“Spent all my adult life being careful, doing what I got to do to not get pregnant and then wind up with you.”


Most people understand the concept of adoption or foster care. When a parent is unable to care for a child, (there are many reason for this including premature death, financial difficulties, abuse or so on) the child will be put under the care of another adult who is able to take the responsibility. The difference between adoption and foster care is that while foster care may not necessarily be long term adoption is.

With adoption, the rights and responsibilities of the child’s birth parents are fully transferred to the adoptive parents. The child will then lose all rights to inheritance from the birth family and take the surname of the adoptive family. Foster parents, on the other hand, do not have the same rights as adoptive parents. Instead, the birth parents are still able to keep ties with their child and remain involved in the important decisions made for their children. The foster parent will also have to work closely with social workers as well to an extent that adoptive parents will not.

The process of adopting and fostering a child is also different with adoption having a more in depth procedure. In fact, people will often become a foster parent while on the path of becoming an adoptive parent. There are even classes for fostering and adopting a child which involves childcare and legal processes. However, the parents and children find that all the steps are worth it in the long run for the sake of the children.


To better understand the importance of adoption, here is a video explaining children’s circumstances prior to adoption:

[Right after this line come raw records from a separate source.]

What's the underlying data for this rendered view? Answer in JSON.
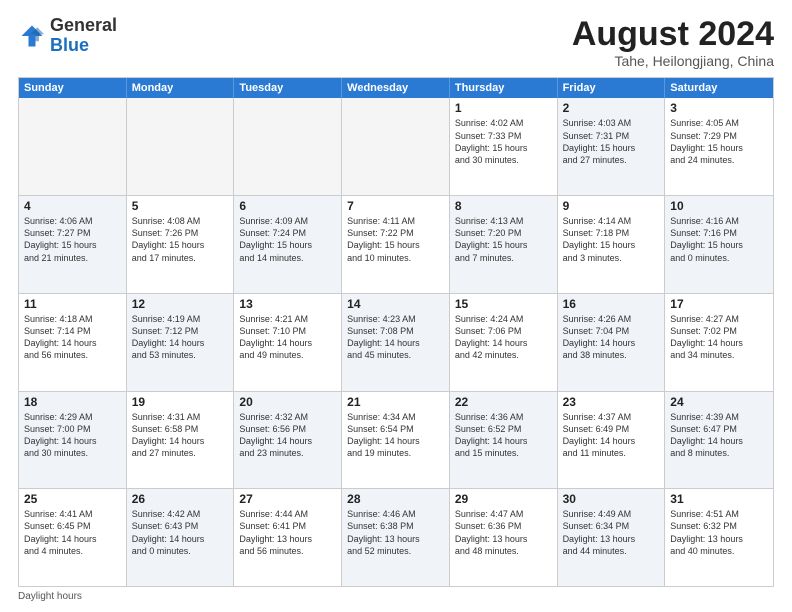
{
  "logo": {
    "general": "General",
    "blue": "Blue"
  },
  "header": {
    "month": "August 2024",
    "location": "Tahe, Heilongjiang, China"
  },
  "weekdays": [
    "Sunday",
    "Monday",
    "Tuesday",
    "Wednesday",
    "Thursday",
    "Friday",
    "Saturday"
  ],
  "rows": [
    [
      {
        "day": "",
        "info": "",
        "shaded": true,
        "empty": true
      },
      {
        "day": "",
        "info": "",
        "shaded": true,
        "empty": true
      },
      {
        "day": "",
        "info": "",
        "shaded": true,
        "empty": true
      },
      {
        "day": "",
        "info": "",
        "shaded": true,
        "empty": true
      },
      {
        "day": "1",
        "info": "Sunrise: 4:02 AM\nSunset: 7:33 PM\nDaylight: 15 hours\nand 30 minutes.",
        "shaded": false
      },
      {
        "day": "2",
        "info": "Sunrise: 4:03 AM\nSunset: 7:31 PM\nDaylight: 15 hours\nand 27 minutes.",
        "shaded": true
      },
      {
        "day": "3",
        "info": "Sunrise: 4:05 AM\nSunset: 7:29 PM\nDaylight: 15 hours\nand 24 minutes.",
        "shaded": false
      }
    ],
    [
      {
        "day": "4",
        "info": "Sunrise: 4:06 AM\nSunset: 7:27 PM\nDaylight: 15 hours\nand 21 minutes.",
        "shaded": true
      },
      {
        "day": "5",
        "info": "Sunrise: 4:08 AM\nSunset: 7:26 PM\nDaylight: 15 hours\nand 17 minutes.",
        "shaded": false
      },
      {
        "day": "6",
        "info": "Sunrise: 4:09 AM\nSunset: 7:24 PM\nDaylight: 15 hours\nand 14 minutes.",
        "shaded": true
      },
      {
        "day": "7",
        "info": "Sunrise: 4:11 AM\nSunset: 7:22 PM\nDaylight: 15 hours\nand 10 minutes.",
        "shaded": false
      },
      {
        "day": "8",
        "info": "Sunrise: 4:13 AM\nSunset: 7:20 PM\nDaylight: 15 hours\nand 7 minutes.",
        "shaded": true
      },
      {
        "day": "9",
        "info": "Sunrise: 4:14 AM\nSunset: 7:18 PM\nDaylight: 15 hours\nand 3 minutes.",
        "shaded": false
      },
      {
        "day": "10",
        "info": "Sunrise: 4:16 AM\nSunset: 7:16 PM\nDaylight: 15 hours\nand 0 minutes.",
        "shaded": true
      }
    ],
    [
      {
        "day": "11",
        "info": "Sunrise: 4:18 AM\nSunset: 7:14 PM\nDaylight: 14 hours\nand 56 minutes.",
        "shaded": false
      },
      {
        "day": "12",
        "info": "Sunrise: 4:19 AM\nSunset: 7:12 PM\nDaylight: 14 hours\nand 53 minutes.",
        "shaded": true
      },
      {
        "day": "13",
        "info": "Sunrise: 4:21 AM\nSunset: 7:10 PM\nDaylight: 14 hours\nand 49 minutes.",
        "shaded": false
      },
      {
        "day": "14",
        "info": "Sunrise: 4:23 AM\nSunset: 7:08 PM\nDaylight: 14 hours\nand 45 minutes.",
        "shaded": true
      },
      {
        "day": "15",
        "info": "Sunrise: 4:24 AM\nSunset: 7:06 PM\nDaylight: 14 hours\nand 42 minutes.",
        "shaded": false
      },
      {
        "day": "16",
        "info": "Sunrise: 4:26 AM\nSunset: 7:04 PM\nDaylight: 14 hours\nand 38 minutes.",
        "shaded": true
      },
      {
        "day": "17",
        "info": "Sunrise: 4:27 AM\nSunset: 7:02 PM\nDaylight: 14 hours\nand 34 minutes.",
        "shaded": false
      }
    ],
    [
      {
        "day": "18",
        "info": "Sunrise: 4:29 AM\nSunset: 7:00 PM\nDaylight: 14 hours\nand 30 minutes.",
        "shaded": true
      },
      {
        "day": "19",
        "info": "Sunrise: 4:31 AM\nSunset: 6:58 PM\nDaylight: 14 hours\nand 27 minutes.",
        "shaded": false
      },
      {
        "day": "20",
        "info": "Sunrise: 4:32 AM\nSunset: 6:56 PM\nDaylight: 14 hours\nand 23 minutes.",
        "shaded": true
      },
      {
        "day": "21",
        "info": "Sunrise: 4:34 AM\nSunset: 6:54 PM\nDaylight: 14 hours\nand 19 minutes.",
        "shaded": false
      },
      {
        "day": "22",
        "info": "Sunrise: 4:36 AM\nSunset: 6:52 PM\nDaylight: 14 hours\nand 15 minutes.",
        "shaded": true
      },
      {
        "day": "23",
        "info": "Sunrise: 4:37 AM\nSunset: 6:49 PM\nDaylight: 14 hours\nand 11 minutes.",
        "shaded": false
      },
      {
        "day": "24",
        "info": "Sunrise: 4:39 AM\nSunset: 6:47 PM\nDaylight: 14 hours\nand 8 minutes.",
        "shaded": true
      }
    ],
    [
      {
        "day": "25",
        "info": "Sunrise: 4:41 AM\nSunset: 6:45 PM\nDaylight: 14 hours\nand 4 minutes.",
        "shaded": false
      },
      {
        "day": "26",
        "info": "Sunrise: 4:42 AM\nSunset: 6:43 PM\nDaylight: 14 hours\nand 0 minutes.",
        "shaded": true
      },
      {
        "day": "27",
        "info": "Sunrise: 4:44 AM\nSunset: 6:41 PM\nDaylight: 13 hours\nand 56 minutes.",
        "shaded": false
      },
      {
        "day": "28",
        "info": "Sunrise: 4:46 AM\nSunset: 6:38 PM\nDaylight: 13 hours\nand 52 minutes.",
        "shaded": true
      },
      {
        "day": "29",
        "info": "Sunrise: 4:47 AM\nSunset: 6:36 PM\nDaylight: 13 hours\nand 48 minutes.",
        "shaded": false
      },
      {
        "day": "30",
        "info": "Sunrise: 4:49 AM\nSunset: 6:34 PM\nDaylight: 13 hours\nand 44 minutes.",
        "shaded": true
      },
      {
        "day": "31",
        "info": "Sunrise: 4:51 AM\nSunset: 6:32 PM\nDaylight: 13 hours\nand 40 minutes.",
        "shaded": false
      }
    ]
  ],
  "footer": {
    "note": "Daylight hours"
  }
}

"What is the difference between adoption and long-term fostering?" 2017.

"Getting started." AdoptUSKids.